“Promise,” he echoes.
So, like an idiot because I can’t think, I give him my real phone number, and less than one minute later my phone rings.
“I couldn’t wait till Thursday,” Ira chirps smugly. In my mind’s eye I can see him standing at the old phone booth on the corner of Broadway across the street.
“How did you find me?”
As if losing his composure, he fires off a flurry of sentences. “I hired a retired police officer I know. I give a lot of money to their police functions. Dave is his name and I trust him to keep this quiet. I paid him $150,000 to find you for me. It took six months. I’ve missed you. I love you. See me please.”
I’m too dumbfounded to say anything. I’m taken aback by the $150,000 figure. A lot of money. The whole thing is so invasive. I have been hunted down. And now my head does a backward somersault.

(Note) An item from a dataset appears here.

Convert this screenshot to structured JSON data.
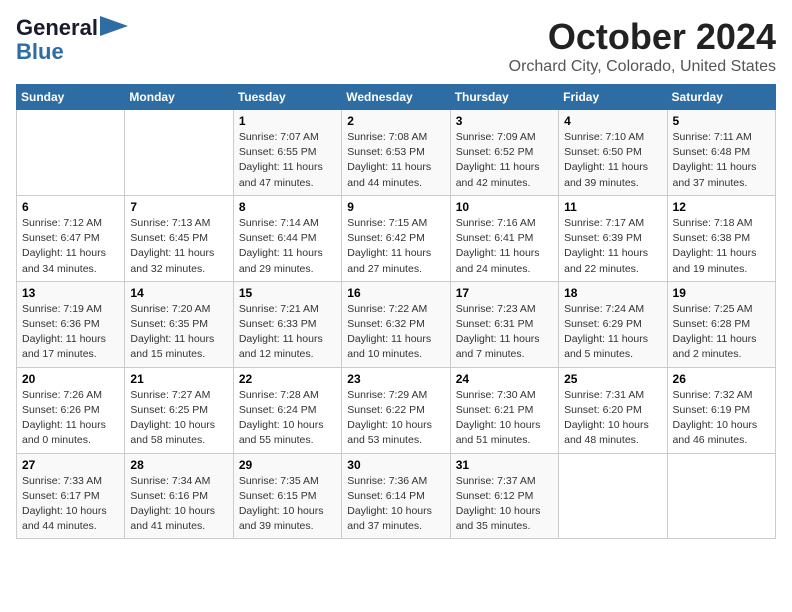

How did he find me? How did find me? Oh my god, how did he find me?
I felt inherently violated. For some odd reason Rita Hayworth pops into my mind and I recall her famous quote: “Every man I knew went to bed with Gilda and woke up with me.”
It was exactly how I felt. I wasn’t the vamp he met when he paid for sex. I was just an ordinary girl.
What I will not know for years to come is that Ira has been spying on me. He already had my phone number. Asking me for it was just a ruse and I’m being followed wherever I go. Two days later on Thursday I meet him at The Plaza when it was still The Plaza before Donald Trump bought it.
I follow him quietly to the Oak Room. He never orders lunch. I spot two other men walk in behind us and sit down immediately to our right, which I think is weird since the whole place is empty. Nothing feels right and I simply want to leave. And then Ira gave me a good reason to do just that.
“I want to see you exclusively,” he tells me in a monotone voice as though he’s ordering a glass of water. “Just see me, no one else. I’ll pay you.”
“I’m not for sale! The girl you met and the girl I am are two different women. I’m not interested!” Flush with anger and completely insulted, I storm out.
I will not know when I ride my bike through Central Park in the following days, weeks and months to come and bump into Ira on his own bike that it was not coincidental. He is, in fact, spying on me. He has become my stalker.
Someone has told him I’m in the park on his orders so he can zip on over and chat me up. He is priming me by making me feel he is becoming my friend. I will not know for years to come — even after I become his mistress of many years that my phones are tapped and every single move I make is being recorded for him. Someone else is writing my diary for the sole purpose of one man’s folly. In time I will succumb. But for now, the man who one day will turn me into his sex slave is merely spying on me.
Copyright Kirby Sommers